WHAT THIS TASK INVOLVES: Nothing in the records may be changed; retype them in full.

GIVEN DATA:
* * *
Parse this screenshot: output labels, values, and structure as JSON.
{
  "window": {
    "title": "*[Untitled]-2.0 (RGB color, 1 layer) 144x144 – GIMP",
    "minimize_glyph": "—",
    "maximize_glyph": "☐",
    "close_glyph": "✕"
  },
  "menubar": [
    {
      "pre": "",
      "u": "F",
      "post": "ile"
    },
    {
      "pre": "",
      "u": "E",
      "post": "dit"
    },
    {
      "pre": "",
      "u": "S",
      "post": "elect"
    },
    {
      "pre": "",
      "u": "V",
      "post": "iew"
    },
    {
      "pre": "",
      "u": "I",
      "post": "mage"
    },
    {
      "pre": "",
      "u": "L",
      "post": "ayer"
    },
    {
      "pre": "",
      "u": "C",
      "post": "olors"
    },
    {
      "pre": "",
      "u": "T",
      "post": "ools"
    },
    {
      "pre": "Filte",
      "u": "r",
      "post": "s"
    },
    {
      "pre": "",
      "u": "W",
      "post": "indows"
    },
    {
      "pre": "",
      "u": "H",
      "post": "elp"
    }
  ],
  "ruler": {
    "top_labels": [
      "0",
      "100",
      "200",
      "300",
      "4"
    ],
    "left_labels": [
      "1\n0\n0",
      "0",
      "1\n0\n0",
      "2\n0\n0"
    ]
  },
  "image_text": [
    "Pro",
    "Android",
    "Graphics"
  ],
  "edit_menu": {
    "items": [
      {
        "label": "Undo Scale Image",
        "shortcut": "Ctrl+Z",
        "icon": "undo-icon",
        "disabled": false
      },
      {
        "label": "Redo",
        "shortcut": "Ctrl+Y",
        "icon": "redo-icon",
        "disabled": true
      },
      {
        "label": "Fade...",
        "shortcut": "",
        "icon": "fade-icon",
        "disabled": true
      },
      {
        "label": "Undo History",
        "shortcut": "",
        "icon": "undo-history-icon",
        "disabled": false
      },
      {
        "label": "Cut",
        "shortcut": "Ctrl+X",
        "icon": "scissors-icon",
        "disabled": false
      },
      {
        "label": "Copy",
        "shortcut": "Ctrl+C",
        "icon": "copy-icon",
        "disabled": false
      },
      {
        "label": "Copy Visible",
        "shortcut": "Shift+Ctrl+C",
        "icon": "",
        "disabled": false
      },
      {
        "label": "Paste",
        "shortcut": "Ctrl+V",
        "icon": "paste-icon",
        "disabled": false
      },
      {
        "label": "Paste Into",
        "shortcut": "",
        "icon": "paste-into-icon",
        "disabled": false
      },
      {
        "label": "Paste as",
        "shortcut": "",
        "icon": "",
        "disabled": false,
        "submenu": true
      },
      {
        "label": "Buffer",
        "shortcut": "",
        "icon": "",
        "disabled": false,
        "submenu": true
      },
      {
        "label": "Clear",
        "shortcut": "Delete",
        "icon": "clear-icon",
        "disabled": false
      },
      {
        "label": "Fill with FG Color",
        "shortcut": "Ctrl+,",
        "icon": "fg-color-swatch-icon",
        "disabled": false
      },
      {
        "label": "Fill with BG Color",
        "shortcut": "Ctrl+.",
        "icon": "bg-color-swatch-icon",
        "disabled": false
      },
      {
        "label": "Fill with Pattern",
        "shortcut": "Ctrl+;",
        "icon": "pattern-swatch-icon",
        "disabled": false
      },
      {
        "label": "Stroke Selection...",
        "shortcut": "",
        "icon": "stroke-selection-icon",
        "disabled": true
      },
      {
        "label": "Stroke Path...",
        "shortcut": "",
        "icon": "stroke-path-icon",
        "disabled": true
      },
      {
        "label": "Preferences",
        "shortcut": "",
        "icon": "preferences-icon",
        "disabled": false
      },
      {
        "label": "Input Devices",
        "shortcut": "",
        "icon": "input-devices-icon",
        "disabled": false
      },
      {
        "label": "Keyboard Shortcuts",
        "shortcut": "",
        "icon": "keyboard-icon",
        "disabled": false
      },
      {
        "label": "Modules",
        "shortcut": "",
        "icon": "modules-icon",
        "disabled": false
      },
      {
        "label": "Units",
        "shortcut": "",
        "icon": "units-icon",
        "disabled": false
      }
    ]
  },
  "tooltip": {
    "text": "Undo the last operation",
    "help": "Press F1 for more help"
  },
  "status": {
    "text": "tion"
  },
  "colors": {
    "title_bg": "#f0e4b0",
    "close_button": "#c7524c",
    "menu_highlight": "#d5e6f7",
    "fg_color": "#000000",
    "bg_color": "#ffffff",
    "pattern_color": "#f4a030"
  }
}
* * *
FINISHED TASK:
Parse this screenshot: output labels, values, and structure as JSON.
{
  "window": {
    "title": "*[Untitled]-2.0 (RGB color, 1 layer) 144x144 – GIMP",
    "minimize_glyph": "—",
    "maximize_glyph": "☐",
    "close_glyph": "✕"
  },
  "menubar": [
    {
      "pre": "",
      "u": "F",
      "post": "ile"
    },
    {
      "pre": "",
      "u": "E",
      "post": "dit"
    },
    {
      "pre": "",
      "u": "S",
      "post": "elect"
    },
    {
      "pre": "",
      "u": "V",
      "post": "iew"
    },
    {
      "pre": "",
      "u": "I",
      "post": "mage"
    },
    {
      "pre": "",
      "u": "L",
      "post": "ayer"
    },
    {
      "pre": "",
      "u": "C",
      "post": "olors"
    },
    {
      "pre": "",
      "u": "T",
      "post": "ools"
    },
    {
      "pre": "Filte",
      "u": "r",
      "post": "s"
    },
    {
      "pre": "",
      "u": "W",
      "post": "indows"
    },
    {
      "pre": "",
      "u": "H",
      "post": "elp"
    }
  ],
  "ruler": {
    "top_labels": [
      "0",
      "100",
      "200",
      "300",
      "4"
    ],
    "left_labels": [
      "1\n0\n0",
      "0",
      "1\n0\n0",
      "2\n0\n0"
    ]
  },
  "image_text": [
    "Pro",
    "Android",
    "Graphics"
  ],
  "edit_menu": {
    "items": [
      {
        "label": "Undo Scale Image",
        "shortcut": "Ctrl+Z",
        "icon": "undo-icon",
        "disabled": false
      },
      {
        "label": "Redo",
        "shortcut": "Ctrl+Y",
        "icon": "redo-icon",
        "disabled": true
      },
      {
        "label": "Fade...",
        "shortcut": "",
        "icon": "fade-icon",
        "disabled": true
      },
      {
        "label": "Undo History",
        "shortcut": "",
        "icon": "undo-history-icon",
        "disabled": false
      },
      {
        "label": "Cut",
        "shortcut": "Ctrl+X",
        "icon": "scissors-icon",
        "disabled": false
      },
      {
        "label": "Copy",
        "shortcut": "Ctrl+C",
        "icon": "copy-icon",
        "disabled": false
      },
      {
        "label": "Copy Visible",
        "shortcut": "Shift+Ctrl+C",
        "icon": "",
        "disabled": false
      },
      {
        "label": "Paste",
        "shortcut": "Ctrl+V",
        "icon": "paste-icon",
        "disabled": false
      },
      {
        "label": "Paste Into",
        "shortcut": "",
        "icon": "paste-into-icon",
        "disabled": false
      },
      {
        "label": "Paste as",
        "shortcut": "",
        "icon": "",
        "disabled": false,
        "submenu": true
      },
      {
        "label": "Buffer",
        "shortcut": "",
        "icon": "",
        "disabled": false,
        "submenu": true
      },
      {
        "label": "Clear",
        "shortcut": "Delete",
        "icon": "clear-icon",
        "disabled": false
      },
      {
        "label": "Fill with FG Color",
        "shortcut": "Ctrl+,",
        "icon": "fg-color-swatch-icon",
        "disabled": false
      },
      {
        "label": "Fill with BG Color",
        "shortcut": "Ctrl+.",
        "icon": "bg-color-swatch-icon",
        "disabled": false
      },
      {
        "label": "Fill with Pattern",
        "shortcut": "Ctrl+;",
        "icon": "pattern-swatch-icon",
        "disabled": false
      },
      {
        "label": "Stroke Selection...",
        "shortcut": "",
        "icon": "stroke-selection-icon",
        "disabled": true
      },
      {
        "label": "Stroke Path...",
        "shortcut": "",
        "icon": "stroke-path-icon",
        "disabled": true
      },
      {
        "label": "Preferences",
        "shortcut": "",
        "icon": "preferences-icon",
        "disabled": false
      },
      {
        "label": "Input Devices",
        "shortcut": "",
        "icon": "input-devices-icon",
        "disabled": false
      },
      {
        "label": "Keyboard Shortcuts",
        "shortcut": "",
        "icon": "keyboard-icon",
        "disabled": false
      },
      {
        "label": "Modules",
        "shortcut": "",
        "icon": "modules-icon",
        "disabled": false
      },
      {
        "label": "Units",
        "shortcut": "",
        "icon": "units-icon",
        "disabled": false
      }
    ]
  },
  "tooltip": {
    "text": "Undo the last operation",
    "help": "Press F1 for more help"
  },
  "status": {
    "text": "tion"
  },
  "colors": {
    "title_bg": "#f0e4b0",
    "close_button": "#c7524c",
    "menu_highlight": "#d5e6f7",
    "fg_color": "#000000",
    "bg_color": "#ffffff",
    "pattern_color": "#f4a030"
  }
}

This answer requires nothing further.